October 24, 2016

Tips and tricks for efficient sample preparation

By Avidon Wolfson, Marketing Manager Filtration

The development towards producing biotherapeutics faster, in greater scales, and to a more consistent quality is great news for the industry and an exciting time for companies that support it. Progress, however, breeds challenges. One challenge that I find particularly interesting is preparation of samples containing high levels of aggregates.

Meeting the scale requirements

Visiting customers across the USA, I heard about major breakthroughs in cell culturing. Cells are being programmed to produce a wider range of biomolecules to a more consistent quality. Also, cell growth and productivity are being increased. However, as culture densities hit the 100 million cells per mL mark, removal of unwanted debris released after cellular lysing is becoming a real speed bump. Such samples are too particle-laden for chromatographic purification, they can cause traditional depth filters to get clogged, and sample preparation by centrifugation is slow and cumbersome. While sample clearance still tediously relies on a combination of all three of these techniques, I heard a few best practices for syringe-based sample preparation that are worth sharing:
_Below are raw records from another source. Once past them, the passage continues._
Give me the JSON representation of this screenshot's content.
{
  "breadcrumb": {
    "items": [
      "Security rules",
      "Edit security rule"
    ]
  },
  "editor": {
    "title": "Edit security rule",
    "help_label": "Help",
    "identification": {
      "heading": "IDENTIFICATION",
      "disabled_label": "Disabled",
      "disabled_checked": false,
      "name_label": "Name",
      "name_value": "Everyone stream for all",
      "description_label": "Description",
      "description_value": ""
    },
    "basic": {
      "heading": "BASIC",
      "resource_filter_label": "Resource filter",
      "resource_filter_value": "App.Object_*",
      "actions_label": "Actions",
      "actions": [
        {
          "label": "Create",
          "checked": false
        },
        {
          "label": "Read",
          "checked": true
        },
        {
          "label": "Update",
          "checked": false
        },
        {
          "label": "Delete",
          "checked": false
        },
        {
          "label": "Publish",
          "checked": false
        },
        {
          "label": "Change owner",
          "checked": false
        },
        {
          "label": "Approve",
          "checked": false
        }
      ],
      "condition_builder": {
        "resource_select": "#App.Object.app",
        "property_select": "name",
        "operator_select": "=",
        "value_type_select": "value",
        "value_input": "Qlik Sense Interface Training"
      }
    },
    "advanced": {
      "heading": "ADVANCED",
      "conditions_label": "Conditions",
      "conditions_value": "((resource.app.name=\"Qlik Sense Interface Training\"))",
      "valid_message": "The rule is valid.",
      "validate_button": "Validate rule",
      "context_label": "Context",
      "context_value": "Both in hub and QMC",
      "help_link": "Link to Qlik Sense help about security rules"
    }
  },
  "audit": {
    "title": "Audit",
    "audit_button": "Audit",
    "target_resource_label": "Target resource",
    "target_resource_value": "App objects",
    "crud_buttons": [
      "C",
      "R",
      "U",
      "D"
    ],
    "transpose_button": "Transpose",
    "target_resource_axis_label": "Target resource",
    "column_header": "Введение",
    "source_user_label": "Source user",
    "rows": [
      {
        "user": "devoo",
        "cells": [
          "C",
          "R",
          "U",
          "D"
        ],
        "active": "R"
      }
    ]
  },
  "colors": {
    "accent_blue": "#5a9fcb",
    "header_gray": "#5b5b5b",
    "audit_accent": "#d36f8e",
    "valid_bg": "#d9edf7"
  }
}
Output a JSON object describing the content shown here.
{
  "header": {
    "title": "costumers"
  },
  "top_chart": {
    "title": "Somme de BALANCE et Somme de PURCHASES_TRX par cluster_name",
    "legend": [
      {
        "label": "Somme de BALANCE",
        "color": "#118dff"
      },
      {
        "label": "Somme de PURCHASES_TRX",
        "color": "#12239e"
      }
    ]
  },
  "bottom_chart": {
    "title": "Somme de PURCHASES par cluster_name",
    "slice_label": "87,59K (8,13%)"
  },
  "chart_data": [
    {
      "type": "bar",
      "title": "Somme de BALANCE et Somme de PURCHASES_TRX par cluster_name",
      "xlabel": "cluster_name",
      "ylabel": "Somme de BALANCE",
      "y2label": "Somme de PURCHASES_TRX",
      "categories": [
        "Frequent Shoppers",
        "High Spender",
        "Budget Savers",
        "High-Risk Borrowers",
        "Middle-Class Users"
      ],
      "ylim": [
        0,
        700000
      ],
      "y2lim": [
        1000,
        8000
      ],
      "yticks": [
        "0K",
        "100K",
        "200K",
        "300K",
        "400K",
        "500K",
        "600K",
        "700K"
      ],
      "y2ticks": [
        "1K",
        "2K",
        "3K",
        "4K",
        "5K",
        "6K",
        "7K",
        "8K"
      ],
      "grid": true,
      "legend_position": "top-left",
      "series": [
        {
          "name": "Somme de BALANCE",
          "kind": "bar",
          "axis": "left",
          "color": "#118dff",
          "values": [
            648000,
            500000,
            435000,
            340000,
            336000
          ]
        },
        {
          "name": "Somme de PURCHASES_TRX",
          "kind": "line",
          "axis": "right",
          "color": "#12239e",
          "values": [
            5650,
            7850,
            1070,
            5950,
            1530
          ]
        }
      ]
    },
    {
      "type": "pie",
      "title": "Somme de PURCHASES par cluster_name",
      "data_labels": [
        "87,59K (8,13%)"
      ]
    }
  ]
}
1. Check your membrane first. Sometimes, the perception that a sample is hard to filter is simply caused by trying to run an aqueous sample through a hydrophobic membrane like a polytetrafluoroethylene (PTFE) membrane. Using a hydrophilic membrane is a step in the right direction, but make sure to choose a membrane that exhibits low protein binding, such as polyethersulfone (PES) or regenerated cellulose membranes, to avoid sample loss.

2. Use a pre-filter, or even a pre-filter stack, to extend syringe filter life. Choose a device that has a depth filtration pre-filter stack that traps coarse particles, leaving the main membrane to deal only with the finer particles. Pre-filters are generally made from either glass microfibers or polypropylene. Your choice of which to use should come down to whether ionic extractables from the glass will interfere with your downstream work or not.

3. Always think of scale. While laboratory-scale sample volumes can be as small as some a few microliters, production of a successful biotherapeutic will always berequires scale up. Whatever filter is used; make sure that the same type of membrane/pre-filter combination exists in multiple formats, from vial-based, syringe-based, capsule-based, and beyond. Planning for scale-up will make sure that your filtration optimization does not come at the expense of more work later on.

Until next time, may all your filtrations go according to plan.